===== Data extracts =====
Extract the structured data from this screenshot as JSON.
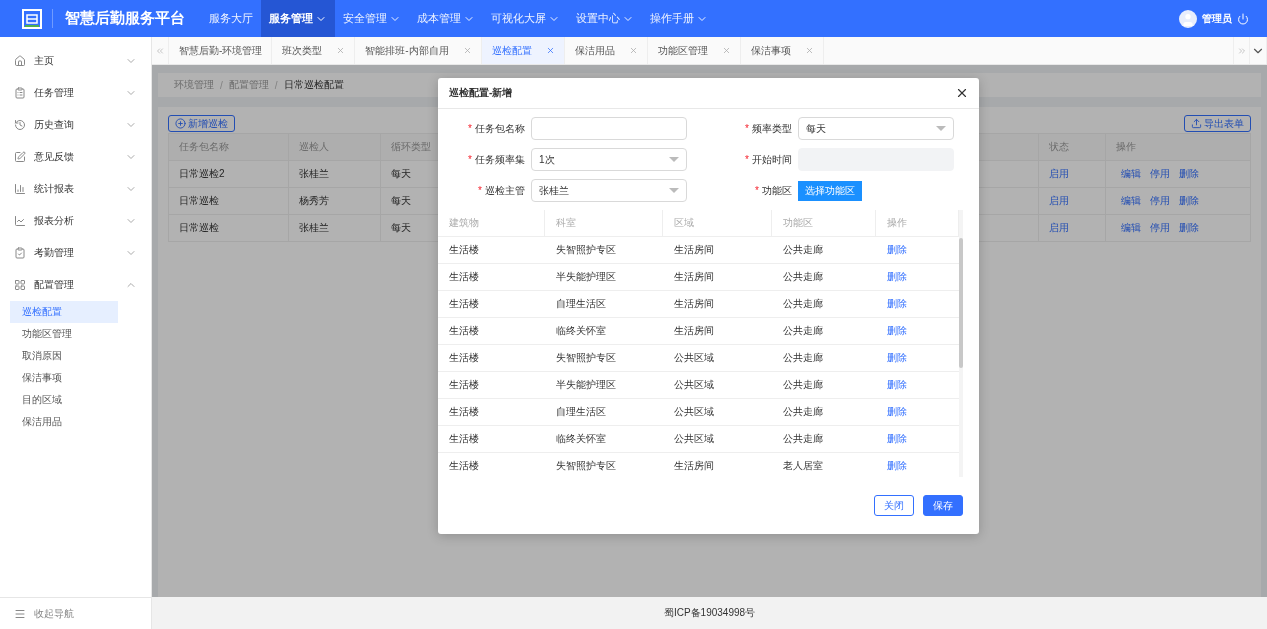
{
  "header": {
    "logo_title": "智慧后勤服务平台",
    "nav": [
      {
        "label": "服务大厅",
        "selected": false,
        "dropdown": false
      },
      {
        "label": "服务管理",
        "selected": true,
        "dropdown": true
      },
      {
        "label": "安全管理",
        "selected": false,
        "dropdown": true
      },
      {
        "label": "成本管理",
        "selected": false,
        "dropdown": true
      },
      {
        "label": "可视化大屏",
        "selected": false,
        "dropdown": true
      },
      {
        "label": "设置中心",
        "selected": false,
        "dropdown": true
      },
      {
        "label": "操作手册",
        "selected": false,
        "dropdown": true
      }
    ],
    "user": "管理员"
  },
  "sidebar": {
    "items": [
      {
        "label": "主页",
        "expanded": false
      },
      {
        "label": "任务管理",
        "expanded": false
      },
      {
        "label": "历史查询",
        "expanded": false
      },
      {
        "label": "意见反馈",
        "expanded": false
      },
      {
        "label": "统计报表",
        "expanded": false
      },
      {
        "label": "报表分析",
        "expanded": false
      },
      {
        "label": "考勤管理",
        "expanded": false
      },
      {
        "label": "配置管理",
        "expanded": true,
        "children": [
          {
            "label": "巡检配置",
            "selected": true
          },
          {
            "label": "功能区管理",
            "selected": false
          },
          {
            "label": "取消原因",
            "selected": false
          },
          {
            "label": "保洁事项",
            "selected": false
          },
          {
            "label": "目的区域",
            "selected": false
          },
          {
            "label": "保洁用品",
            "selected": false
          }
        ]
      }
    ],
    "collapse": "收起导航"
  },
  "tabs": [
    {
      "label": "智慧后勤-环境管理",
      "selected": false,
      "closable": false
    },
    {
      "label": "班次类型",
      "selected": false,
      "closable": true
    },
    {
      "label": "智能排班-内部自用",
      "selected": false,
      "closable": true
    },
    {
      "label": "巡检配置",
      "selected": true,
      "closable": true
    },
    {
      "label": "保洁用品",
      "selected": false,
      "closable": true
    },
    {
      "label": "功能区管理",
      "selected": false,
      "closable": true
    },
    {
      "label": "保洁事项",
      "selected": false,
      "closable": true
    }
  ],
  "breadcrumb": [
    {
      "kind": "link",
      "text": "环境管理"
    },
    {
      "kind": "separator",
      "text": "/"
    },
    {
      "kind": "link",
      "text": "配置管理"
    },
    {
      "kind": "separator",
      "text": "/"
    },
    {
      "kind": "current",
      "text": "日常巡检配置"
    }
  ],
  "toolbar": {
    "add_button": "新增巡检",
    "export_button": "导出表单"
  },
  "table": {
    "columns": [
      "任务包名称",
      "巡检人",
      "循环类型",
      "状态",
      "操作"
    ],
    "rows": [
      {
        "name": "日常巡检2",
        "inspector": "张桂兰",
        "cycle": "每天",
        "status": "启用",
        "actions": [
          "编辑",
          "停用",
          "删除"
        ]
      },
      {
        "name": "日常巡检",
        "inspector": "杨秀芳",
        "cycle": "每天",
        "status": "启用",
        "actions": [
          "编辑",
          "停用",
          "删除"
        ]
      },
      {
        "name": "日常巡检",
        "inspector": "张桂兰",
        "cycle": "每天",
        "status": "启用",
        "actions": [
          "编辑",
          "停用",
          "删除"
        ]
      }
    ]
  },
  "dialog": {
    "title": "巡检配置-新增",
    "fields": [
      {
        "label": "任务包名称",
        "kind": "text",
        "required_mark": "*"
      },
      {
        "label": "频率类型",
        "kind": "select",
        "required_mark": "*",
        "value": "每天"
      },
      {
        "label": "任务频率集",
        "kind": "select",
        "required_mark": "*",
        "value": "1次"
      },
      {
        "label": "开始时间",
        "kind": "readonly",
        "required_mark": "*"
      },
      {
        "label": "巡检主管",
        "kind": "select",
        "required_mark": "*",
        "value": "张桂兰"
      },
      {
        "label": "功能区",
        "kind": "button",
        "required_mark": "*",
        "button_label": "选择功能区"
      }
    ],
    "table": {
      "columns": [
        "建筑物",
        "科室",
        "区域",
        "功能区",
        "操作"
      ],
      "rows": [
        [
          "生活楼",
          "失智照护专区",
          "生活房间",
          "公共走廊",
          "删除"
        ],
        [
          "生活楼",
          "半失能护理区",
          "生活房间",
          "公共走廊",
          "删除"
        ],
        [
          "生活楼",
          "自理生活区",
          "生活房间",
          "公共走廊",
          "删除"
        ],
        [
          "生活楼",
          "临终关怀室",
          "生活房间",
          "公共走廊",
          "删除"
        ],
        [
          "生活楼",
          "失智照护专区",
          "公共区域",
          "公共走廊",
          "删除"
        ],
        [
          "生活楼",
          "半失能护理区",
          "公共区域",
          "公共走廊",
          "删除"
        ],
        [
          "生活楼",
          "自理生活区",
          "公共区域",
          "公共走廊",
          "删除"
        ],
        [
          "生活楼",
          "临终关怀室",
          "公共区域",
          "公共走廊",
          "删除"
        ],
        [
          "生活楼",
          "失智照护专区",
          "生活房间",
          "老人居室",
          "删除"
        ]
      ]
    },
    "buttons": [
      {
        "label": "关闭",
        "kind": "secondary"
      },
      {
        "label": "保存",
        "kind": "primary"
      }
    ]
  },
  "footer": "蜀ICP备19034998号"
}
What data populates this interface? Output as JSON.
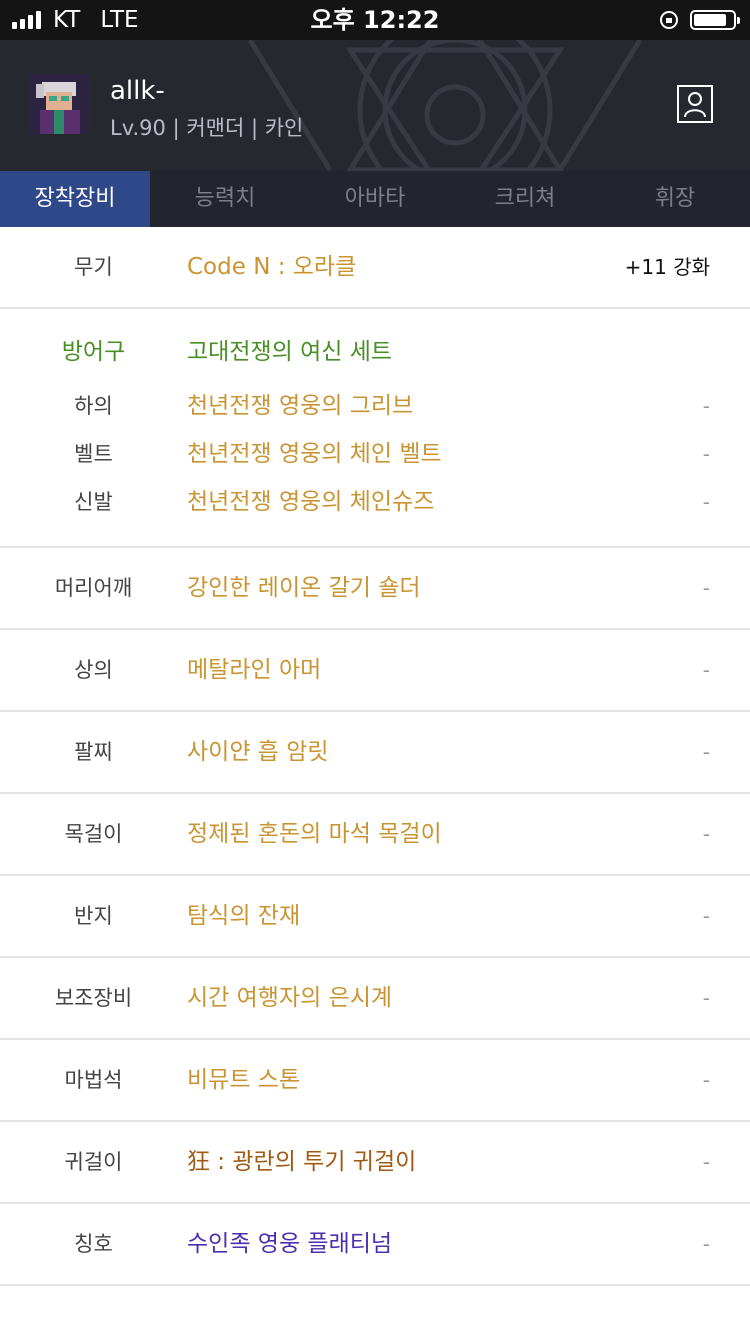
{
  "status_bar": {
    "carrier": "KT",
    "network": "LTE",
    "time": "오후 12:22",
    "battery_level": 0.85,
    "icons": [
      "signal-icon",
      "rotation-lock-icon",
      "battery-icon"
    ]
  },
  "profile": {
    "name": "allk-",
    "info": "Lv.90 | 커맨더 | 카인",
    "avatar_icon": "character-avatar-icon",
    "button_icon": "profile-icon"
  },
  "tabs": [
    {
      "label": "장착장비",
      "active": true
    },
    {
      "label": "능력치",
      "active": false
    },
    {
      "label": "아바타",
      "active": false
    },
    {
      "label": "크리쳐",
      "active": false
    },
    {
      "label": "휘장",
      "active": false
    }
  ],
  "weapon": {
    "slot": "무기",
    "name": "Code N : 오라클",
    "enhance": "+11 강화"
  },
  "armor_set": {
    "label": "방어구",
    "set_name": "고대전쟁의 여신 세트",
    "items": [
      {
        "slot": "하의",
        "name": "천년전쟁 영웅의 그리브",
        "extra": "-"
      },
      {
        "slot": "벨트",
        "name": "천년전쟁 영웅의 체인 벨트",
        "extra": "-"
      },
      {
        "slot": "신발",
        "name": "천년전쟁 영웅의 체인슈즈",
        "extra": "-"
      }
    ]
  },
  "equipment": [
    {
      "slot": "머리어깨",
      "name": "강인한 레이온 갈기 숄더",
      "extra": "-",
      "grade": "unique"
    },
    {
      "slot": "상의",
      "name": "메탈라인 아머",
      "extra": "-",
      "grade": "unique"
    },
    {
      "slot": "팔찌",
      "name": "사이얀 흡 암릿",
      "extra": "-",
      "grade": "unique"
    },
    {
      "slot": "목걸이",
      "name": "정제된 혼돈의 마석 목걸이",
      "extra": "-",
      "grade": "unique"
    },
    {
      "slot": "반지",
      "name": "탐식의 잔재",
      "extra": "-",
      "grade": "unique"
    },
    {
      "slot": "보조장비",
      "name": "시간 여행자의 은시계",
      "extra": "-",
      "grade": "unique"
    },
    {
      "slot": "마법석",
      "name": "비뮤트 스톤",
      "extra": "-",
      "grade": "unique"
    },
    {
      "slot": "귀걸이",
      "name": "狂 : 광란의 투기 귀걸이",
      "extra": "-",
      "grade": "epic"
    },
    {
      "slot": "칭호",
      "name": "수인족 영웅 플래티넘",
      "extra": "-",
      "grade": "title"
    }
  ],
  "colors": {
    "unique": "#c99431",
    "set": "#4a8f26",
    "epic": "#a15a14",
    "title": "#4a2fb0",
    "tab_active": "#2f4889",
    "header_bg": "#262830"
  }
}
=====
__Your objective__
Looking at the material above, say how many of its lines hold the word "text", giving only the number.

__Answer for this exercise__
6